TV program - Horizon 17th July

This forum is for comments about the weather spanning several days, developing phenomena eg drought, comparisons with previous years, local climatic features eg Cheshire Gap showers, and anything that does not fit any of the other forums.

TV program - Horizon 17th July

Postby Darren Rogers » 2014 Jul 19, 21:23

Did anyone see the Horizon program broadcast on 17th July?
Googling some of the concepts I was unfamiliar with, such as QBOs, I came across a paper produced by the Met Office in February on which
the program appears to have been based. This traced the very wet weather of last winter all the way back to exceptionally wet weather in Indonesia.
This is where the trail stopped with no explanation of why this occurred (it was acknowledged that temperatures in the western Pacific were not abnormal i.e. no La Nina event) or how this event could have shifted the North Pacific jet stream.

Any thoughts? I wonder whether latent heat released high in the Troposphere could have any effect.
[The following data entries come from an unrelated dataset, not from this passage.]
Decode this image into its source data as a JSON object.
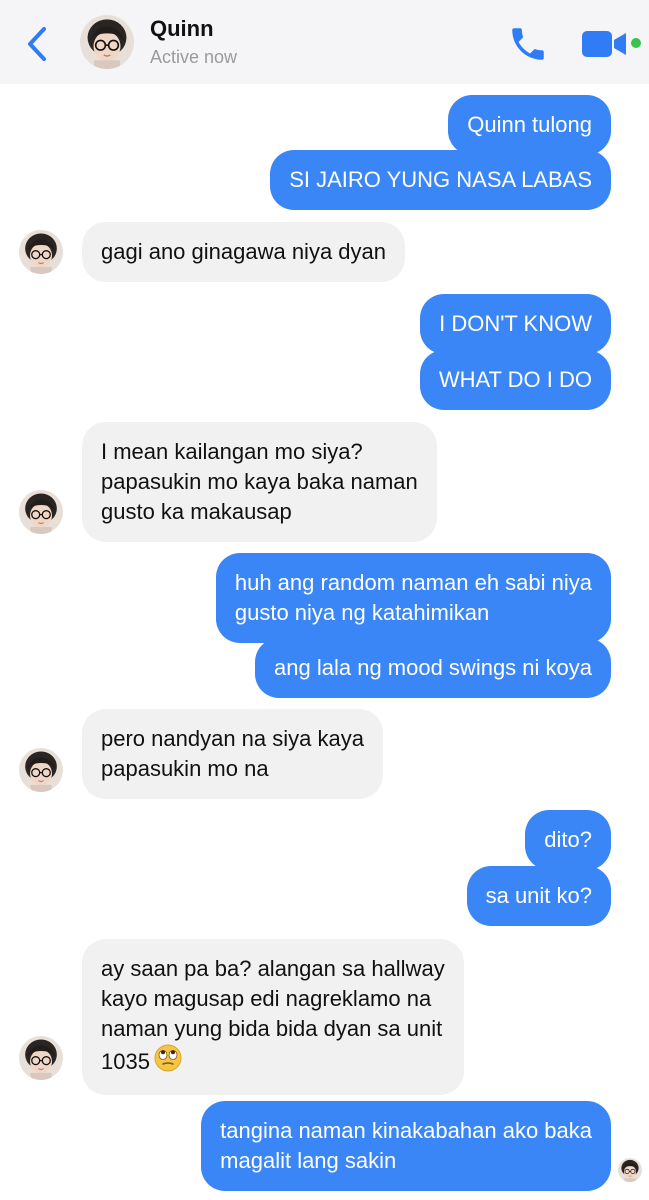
{
  "header": {
    "name": "Quinn",
    "status": "Active now"
  },
  "icons": {
    "back": "chevron-left-icon",
    "call": "phone-icon",
    "video": "video-camera-icon",
    "online": "online-dot-icon"
  },
  "colors": {
    "accent": "#3a86f6",
    "outgoing_bubble": "#3a86f6",
    "incoming_bubble": "#f1f1f2",
    "online": "#3ac24a",
    "status_text": "#9a9a9f"
  },
  "messages": [
    {
      "sender": "me",
      "text": "Quinn tulong"
    },
    {
      "sender": "me",
      "text": "SI JAIRO YUNG NASA LABAS"
    },
    {
      "sender": "Quinn",
      "text": "gagi ano ginagawa niya dyan"
    },
    {
      "sender": "me",
      "text": "I DON'T KNOW"
    },
    {
      "sender": "me",
      "text": "WHAT DO I DO"
    },
    {
      "sender": "Quinn",
      "lines": [
        "I mean kailangan mo siya?",
        "papasukin mo kaya baka naman",
        "gusto ka makausap"
      ]
    },
    {
      "sender": "me",
      "lines": [
        "huh ang random naman eh sabi niya",
        "gusto niya ng katahimikan"
      ]
    },
    {
      "sender": "me",
      "text": "ang lala ng mood swings ni koya"
    },
    {
      "sender": "Quinn",
      "lines": [
        "pero nandyan na siya kaya",
        "papasukin mo na"
      ]
    },
    {
      "sender": "me",
      "text": "dito?"
    },
    {
      "sender": "me",
      "text": "sa unit ko?"
    },
    {
      "sender": "Quinn",
      "lines": [
        "ay saan pa ba? alangan sa hallway",
        "kayo magusap edi nagreklamo na",
        "naman yung bida bida dyan sa unit",
        "1035"
      ],
      "emoji": "eye-roll-emoji"
    },
    {
      "sender": "me",
      "lines": [
        "tangina naman kinakabahan ako baka",
        "magalit lang sakin"
      ]
    }
  ]
}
But I am no physicist!
Darren Rogers
Maulds Meaburn
Cumbria (Half way between Shap and Appleby)
Darren Rogers
Posts: 145
Joined: 2011 Nov 27, 20:22
Location: Cumbria - half way between Shap and Appleby in the Eden valley

Re: TV program - Horizon 17th July

Postby greg_gruner » 2014 Jul 19, 21:36

I did read about something called the Madden-Julian oscillation, which is an eastwards-propagating enhancement of tropical rainfall (followed by a "wave" of lower rainfall) though I don't know if this had anything to do with that wet weather in Indonesia.
Greg Gruner
Farnborough, Hampshire
Posts: 224
Joined: 2012 Feb 04, 17:28

Re: TV program - Horizon 17th July

Postby Len Wood » 2014 Jul 21, 20:41

Yes Darren, I saw most of it.
I agree the link with wet weather in Indonesia with ours in the UK was a bit difficult to follow.

Forecasting the wiggles in the jet stream is a can of worms.

Weaker zonal winds favour slower Rossby waves (reduced phase speed).

One thought is that high amplitude patterns in the jet stream are associated with extreme weather as the waves move slowly.

Last winter's wetness is all to do with position and number of waves.

Theory is all very well but the fact is the wiggles in the jet stream are baroclinic waves (depressions) influenced by the Rossby effect.

Recent focus has been higher in the atmosphere, to include sudden stratospheric warmings (in winter). This has had rather patchy success.

Nothing is straightforward due to the feedbacks on various time and space scales.

Wembury, SW Devon coast
N50.33 W4.13
Altitude 83 m asl
Len Wood
Posts: 349
Joined: 2012 Jan 28, 16:12
Location: Wembury, coastal SW Devon, 83 m asl

Return to Everything Else Weatherwise

Who is online

Users browsing this forum: No registered users and 2 guests